While we are on the subject of astronomy, I’d like to share just a bit more about eclipses. Here are my questions (those who follow us on Facebook may have already seen these questions. Try not to blurt out the answer before your friends have had a chance to think about it):
- Question 1:
- If the sun and moon both travel from east to west, why was the total solar eclipse last August seen first in Seattle and last in Charleston?
- The simple answer is that as the sun and moon race across the sky, the sun (on the outer lane) overtakes the moon (on the inside lane). Here is an illustration of that.
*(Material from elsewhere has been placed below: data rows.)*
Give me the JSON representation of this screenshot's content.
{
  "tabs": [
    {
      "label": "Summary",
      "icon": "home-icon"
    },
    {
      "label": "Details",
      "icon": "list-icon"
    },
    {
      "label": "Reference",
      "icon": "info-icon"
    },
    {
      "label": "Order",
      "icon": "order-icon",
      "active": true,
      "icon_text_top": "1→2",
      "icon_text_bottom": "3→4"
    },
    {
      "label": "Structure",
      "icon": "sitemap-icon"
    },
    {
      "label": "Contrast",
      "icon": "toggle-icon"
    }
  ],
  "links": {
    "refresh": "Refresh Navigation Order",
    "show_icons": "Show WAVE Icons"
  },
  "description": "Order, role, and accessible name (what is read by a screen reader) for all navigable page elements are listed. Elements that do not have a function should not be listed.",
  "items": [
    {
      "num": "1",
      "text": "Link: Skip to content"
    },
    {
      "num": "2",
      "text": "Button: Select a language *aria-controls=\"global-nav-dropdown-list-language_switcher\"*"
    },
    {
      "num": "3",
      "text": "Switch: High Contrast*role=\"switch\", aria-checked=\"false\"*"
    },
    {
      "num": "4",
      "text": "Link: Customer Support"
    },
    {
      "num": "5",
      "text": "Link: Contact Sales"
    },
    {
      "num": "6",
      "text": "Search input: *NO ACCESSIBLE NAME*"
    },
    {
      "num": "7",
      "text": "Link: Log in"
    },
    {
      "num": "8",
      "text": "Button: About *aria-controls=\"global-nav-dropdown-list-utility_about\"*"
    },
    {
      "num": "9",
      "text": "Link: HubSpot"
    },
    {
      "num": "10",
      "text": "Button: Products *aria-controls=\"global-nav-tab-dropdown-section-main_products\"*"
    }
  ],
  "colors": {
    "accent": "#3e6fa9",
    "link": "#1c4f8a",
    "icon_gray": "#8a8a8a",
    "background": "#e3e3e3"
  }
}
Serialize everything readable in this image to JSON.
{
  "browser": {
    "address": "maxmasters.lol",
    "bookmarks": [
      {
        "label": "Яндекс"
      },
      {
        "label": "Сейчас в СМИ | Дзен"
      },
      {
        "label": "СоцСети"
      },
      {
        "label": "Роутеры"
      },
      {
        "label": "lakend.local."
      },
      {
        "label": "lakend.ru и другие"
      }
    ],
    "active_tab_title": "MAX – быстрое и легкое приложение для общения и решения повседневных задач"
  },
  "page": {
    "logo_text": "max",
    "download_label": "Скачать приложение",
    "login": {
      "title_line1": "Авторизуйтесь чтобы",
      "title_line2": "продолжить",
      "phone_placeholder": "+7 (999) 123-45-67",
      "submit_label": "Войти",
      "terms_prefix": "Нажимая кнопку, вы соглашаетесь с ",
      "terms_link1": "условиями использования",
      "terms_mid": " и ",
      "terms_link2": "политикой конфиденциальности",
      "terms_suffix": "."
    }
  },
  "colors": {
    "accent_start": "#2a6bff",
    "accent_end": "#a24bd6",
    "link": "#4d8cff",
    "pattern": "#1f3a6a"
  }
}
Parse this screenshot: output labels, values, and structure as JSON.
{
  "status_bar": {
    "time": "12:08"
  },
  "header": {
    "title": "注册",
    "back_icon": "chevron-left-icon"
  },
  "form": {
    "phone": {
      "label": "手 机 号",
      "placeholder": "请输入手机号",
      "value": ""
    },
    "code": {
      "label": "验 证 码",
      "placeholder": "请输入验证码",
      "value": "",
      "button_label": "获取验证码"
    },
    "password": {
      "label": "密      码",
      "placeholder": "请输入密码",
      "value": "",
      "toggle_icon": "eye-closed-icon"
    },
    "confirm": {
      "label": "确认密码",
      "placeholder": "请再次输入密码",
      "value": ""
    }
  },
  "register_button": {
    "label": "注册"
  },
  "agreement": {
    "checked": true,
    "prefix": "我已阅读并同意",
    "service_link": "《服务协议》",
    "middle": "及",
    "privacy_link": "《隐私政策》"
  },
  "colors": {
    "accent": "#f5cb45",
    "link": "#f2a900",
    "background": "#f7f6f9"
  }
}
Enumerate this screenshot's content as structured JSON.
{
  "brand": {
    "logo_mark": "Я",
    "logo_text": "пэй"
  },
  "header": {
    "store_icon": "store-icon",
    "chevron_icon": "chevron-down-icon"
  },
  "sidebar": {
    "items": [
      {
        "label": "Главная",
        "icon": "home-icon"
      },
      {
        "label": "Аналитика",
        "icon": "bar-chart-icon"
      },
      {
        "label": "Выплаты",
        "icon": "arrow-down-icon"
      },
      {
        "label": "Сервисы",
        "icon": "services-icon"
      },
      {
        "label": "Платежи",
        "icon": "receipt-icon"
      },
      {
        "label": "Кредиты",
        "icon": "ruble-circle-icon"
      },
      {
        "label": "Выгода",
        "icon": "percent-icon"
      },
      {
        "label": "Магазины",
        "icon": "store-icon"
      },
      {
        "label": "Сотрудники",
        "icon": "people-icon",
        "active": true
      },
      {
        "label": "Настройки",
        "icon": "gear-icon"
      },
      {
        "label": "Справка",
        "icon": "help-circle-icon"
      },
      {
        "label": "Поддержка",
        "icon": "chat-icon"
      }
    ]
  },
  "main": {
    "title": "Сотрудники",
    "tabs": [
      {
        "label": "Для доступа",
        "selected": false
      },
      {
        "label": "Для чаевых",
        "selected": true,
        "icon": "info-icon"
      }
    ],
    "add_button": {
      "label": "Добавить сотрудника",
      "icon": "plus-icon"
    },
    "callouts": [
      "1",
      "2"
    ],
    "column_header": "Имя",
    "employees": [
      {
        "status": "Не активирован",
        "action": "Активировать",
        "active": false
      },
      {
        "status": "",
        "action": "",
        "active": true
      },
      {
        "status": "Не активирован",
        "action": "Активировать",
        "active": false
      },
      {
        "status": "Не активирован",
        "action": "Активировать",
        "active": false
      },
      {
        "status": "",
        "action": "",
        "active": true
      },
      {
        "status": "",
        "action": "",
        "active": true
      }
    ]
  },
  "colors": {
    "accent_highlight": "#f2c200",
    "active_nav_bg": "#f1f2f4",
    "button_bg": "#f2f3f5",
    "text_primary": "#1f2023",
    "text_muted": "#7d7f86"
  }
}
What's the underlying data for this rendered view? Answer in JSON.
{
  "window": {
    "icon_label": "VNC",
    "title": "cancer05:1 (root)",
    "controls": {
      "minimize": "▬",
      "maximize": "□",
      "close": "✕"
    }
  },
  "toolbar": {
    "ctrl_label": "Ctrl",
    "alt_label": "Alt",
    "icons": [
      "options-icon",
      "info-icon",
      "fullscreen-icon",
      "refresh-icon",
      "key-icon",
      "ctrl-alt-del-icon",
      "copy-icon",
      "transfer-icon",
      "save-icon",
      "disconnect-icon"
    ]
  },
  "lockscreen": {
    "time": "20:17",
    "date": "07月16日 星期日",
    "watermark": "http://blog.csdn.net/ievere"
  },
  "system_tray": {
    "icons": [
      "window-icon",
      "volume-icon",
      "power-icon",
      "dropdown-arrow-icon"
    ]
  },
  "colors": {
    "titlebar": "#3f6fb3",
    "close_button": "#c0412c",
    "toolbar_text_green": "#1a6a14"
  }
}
Since the surface of the Earth is moving from west to east as the Earth rotates, the big question for some of you is which is moving faster. It turns out it is the shadow. (Actually, the Earth’s rotation is reflected by the sun’s movement in this picture, but the question is still valid).To see the Note click here.To hide the Note click here.Here is an Earth-centric partial drawing of our solar system showing most of the details/numbers that one needs to consider in arriving at this answer.
- The above ignores details like the fact that the Earth’s axis of rotation is not the same as the axis of its orbit around the sun or the axis of the moon’s orbit around the Earth. These factors affect the path of the eclipse across the Earth. Here is a map of the paths of all the total (and annular (defined in the following note)) solar eclipses crossing North America in this first half of the 21st century.
To see the Note click here.To hide the Note click here.Because of the elliptical nature of the moon’s orbit, sometimes it seems larger than the sun and sometimes smaller (Based on the average distances shown in the second drawing (hidden in the previous note), the moon would be smaller). If the moon appears larger than the sun and completely hides it during an eclipse, it is called a total eclipse, and its path is shown in blue on the map. When the moon appears smaller, the sun can peek out all around it, and it is called an annular eclipse. Those paths are shown in yellow.
I derived this from other maps found on a NASA website. This information is courtesy of Fred Espenak, NASA/Goddard Space Flight Center, from eclipse.gsfc.nasa.gov.
- Question 2:
- Which side of the country would see a lunar eclipse first? Why?
- This could be considered a trick question. As the second drawing (hidden in the first note) suggests, the geometry of a lunar eclipse is totally different from a solar eclipse, so the relative sizes of the shadow and the object being shadowed are entirely different.
Our last animated illustration shows the relative size of the Earth and moon (shadow) from the sun (under specific conditions) during a solar eclipse, but for a lunar eclipse, imagine the Earth is now the Earth’s shadow as the moon (in the place of the moon’s shadow) goes behind it. As the moon flies into the shadow, that event is visible simultaneously wherever the moon can be seen. For another (possibly better) view, see the second illustration in “A Nighttime Solar Eclipse?”.
Well, that should just about cover everything you ever wanted to know about an eclipse (and more). If you have any questions, you can ask in the comment section, or you may wish to consult an astronomer.